YOUR ASSIGNMENT. Restate each of the lines given below, word for word.

RECORDS FOR PROCESSING.
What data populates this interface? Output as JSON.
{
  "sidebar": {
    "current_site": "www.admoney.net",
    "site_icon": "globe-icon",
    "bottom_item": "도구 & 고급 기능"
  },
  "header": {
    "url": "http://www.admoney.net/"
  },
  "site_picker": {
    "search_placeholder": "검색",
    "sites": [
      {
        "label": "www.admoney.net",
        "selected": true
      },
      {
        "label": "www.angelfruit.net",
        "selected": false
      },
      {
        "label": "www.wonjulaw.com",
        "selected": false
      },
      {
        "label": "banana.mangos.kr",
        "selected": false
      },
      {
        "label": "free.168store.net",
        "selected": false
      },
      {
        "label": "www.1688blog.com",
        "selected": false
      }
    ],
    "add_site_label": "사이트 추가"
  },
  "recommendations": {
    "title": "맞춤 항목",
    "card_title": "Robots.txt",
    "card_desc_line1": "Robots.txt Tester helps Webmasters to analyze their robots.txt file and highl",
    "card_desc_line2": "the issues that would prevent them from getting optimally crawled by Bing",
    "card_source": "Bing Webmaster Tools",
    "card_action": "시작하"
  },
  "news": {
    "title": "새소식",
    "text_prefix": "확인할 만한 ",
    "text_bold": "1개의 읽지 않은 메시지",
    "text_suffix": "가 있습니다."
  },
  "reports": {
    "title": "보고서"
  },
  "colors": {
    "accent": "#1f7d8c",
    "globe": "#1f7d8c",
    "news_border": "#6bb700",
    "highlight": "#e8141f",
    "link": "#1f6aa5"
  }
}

EXPECTED ANSWER.
What data populates this interface? Output as JSON.
{
  "sidebar": {
    "current_site": "www.admoney.net",
    "site_icon": "globe-icon",
    "bottom_item": "도구 & 고급 기능"
  },
  "header": {
    "url": "http://www.admoney.net/"
  },
  "site_picker": {
    "search_placeholder": "검색",
    "sites": [
      {
        "label": "www.admoney.net",
        "selected": true
      },
      {
        "label": "www.angelfruit.net",
        "selected": false
      },
      {
        "label": "www.wonjulaw.com",
        "selected": false
      },
      {
        "label": "banana.mangos.kr",
        "selected": false
      },
      {
        "label": "free.168store.net",
        "selected": false
      },
      {
        "label": "www.1688blog.com",
        "selected": false
      }
    ],
    "add_site_label": "사이트 추가"
  },
  "recommendations": {
    "title": "맞춤 항목",
    "card_title": "Robots.txt",
    "card_desc_line1": "Robots.txt Tester helps Webmasters to analyze their robots.txt file and highl",
    "card_desc_line2": "the issues that would prevent them from getting optimally crawled by Bing",
    "card_source": "Bing Webmaster Tools",
    "card_action": "시작하"
  },
  "news": {
    "title": "새소식",
    "text_prefix": "확인할 만한 ",
    "text_bold": "1개의 읽지 않은 메시지",
    "text_suffix": "가 있습니다."
  },
  "reports": {
    "title": "보고서"
  },
  "colors": {
    "accent": "#1f7d8c",
    "globe": "#1f7d8c",
    "news_border": "#6bb700",
    "highlight": "#e8141f",
    "link": "#1f6aa5"
  }
}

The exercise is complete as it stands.